And then it dawned on him. He had had feelings for Kinlin. He hadn’t realized it because Kinlin had always been there. He took him for granted. They were always together. Atwood would rather hang out with Kinlin than any girl or other person for that matter. The beer and the text messages and the realization swirled in his mind like a twister, like the water spout from his nightmare. His lids were heavy and he allowed himself to succumb to the darkness of sleep.

The next morning it was Ronnie who shook him awake.

“Atwood.” Ronnie gently shook Atwood’s shoulder.

He tried again.

“Atwood.” This time he shook with more force. He saw the muscles in Atwood’s face begin to twitch and waken. Slowly Atwood opened his eyes.

“Hey, buddy,” Ronnie said sitting down on the beer can littered coffee table that fronted the couch.

“Ronnie?” Atwood replied. “Where am I?”

“You’re on the couch in the living room of the frat house.”

“What time is it?”

“A little after 9am.”

Atwood groaned.

“Do you have a class?” Ronnie asked, more to be asking than out of real concern.

“Yeah, but I’m not going.”

“That’s cool, man,” Ronnie replied. “Listen, why don’t you head into the bathroom and wash your face then go try and get some more sleep in your dorm.” 

Atwood look at Ronnie like he might look at his mother telling him he should be sure to wipe his butt after taking a dump. Ronnie picked up on the look.

“Some of the guys took advantage of you being passed out on the sofa.”

Atwood didn’t know what that meant, but his eyes widened to reveal his blood shot whites.

“Don’t worry. They just wrote on your face. I don’t think it’s permanent marker. Just scrub it with some soap and water.” Ronnie stood. “I got a class in a few. Gotta head out. It was cool hanging with you last night, Atwood.” He started toward the door. “Who’s Kinlin? He’s sent you a bunch a texts.”

Atwood grabbed his phone from the coffee table. He breathed a sigh of relief that it was still there and that it was locked so the texts couldn’t be read. Now to the bathroom to assess the creative prowess of his fraternity brothers on his face.
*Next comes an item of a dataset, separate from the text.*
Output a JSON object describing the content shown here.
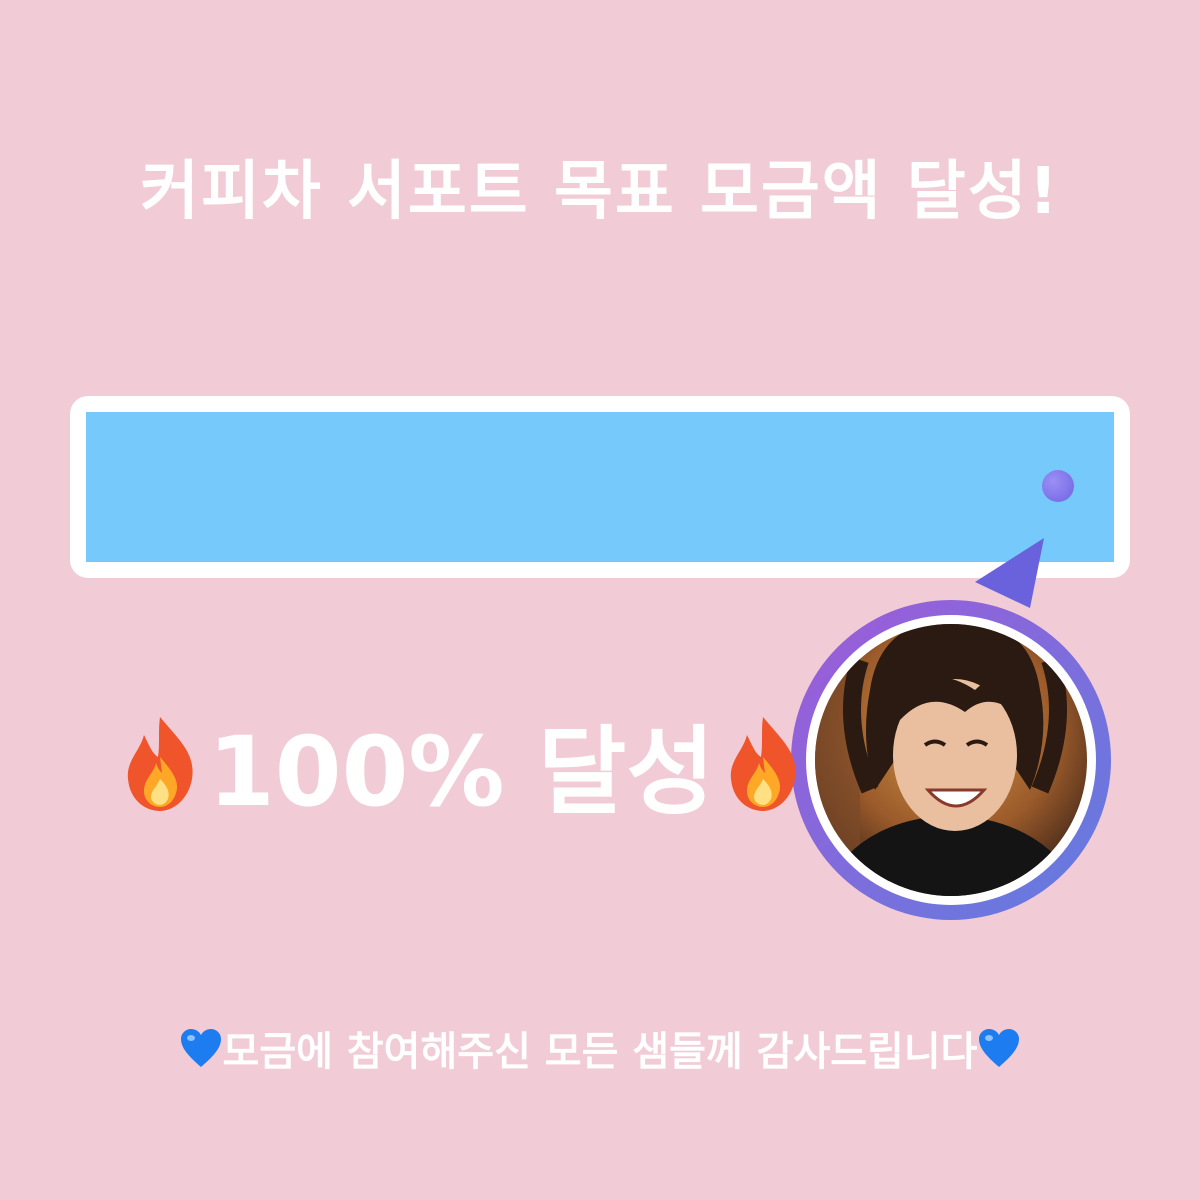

Once locked inside the privacy of the bathroom he made the choice to read Kinlin’s texts before looking at his face.

Kinlin: Are you okay?
Kinlin: Atwood?
Kinlin: Atwood, I’m worried about you.
Kinlin: Are you okay?
Kinlin: Please let me know you’re okay.

Five text messages and three missed calls. He hadn’t been this popular with Kinlin since before he’d arrived in California. 

Now for his face. They had done the clichéd Hitler mustache on his upper lip. They had also written, “I kiss boys” on his forehead and “cock” on the right side of his mouth with “sucker” written on the left. Someone had gone so far as to draw an arrow from his chin to his bottom lip. He felt the heat redden his marked face as he watched the color change under the words. He didn’t think any of his fraternity brothers knew of his sexual exploits and wasn’t sure that many of them would even care, but he knew and seeing those words on his face was deeply embarrassing to him. He knew that the guys were just being guys and picking on him as a new brother, but his knowledge of his own truth clouded the comedy of the situation. 


Atwood scrubbed his face raw erasing all traces that the words, and other markings, had ever been there. When he exited the bathroom the house was quiet and seemed empty. He slipped out and began the walk back to his dormitory.

©Michael Rohrer 2013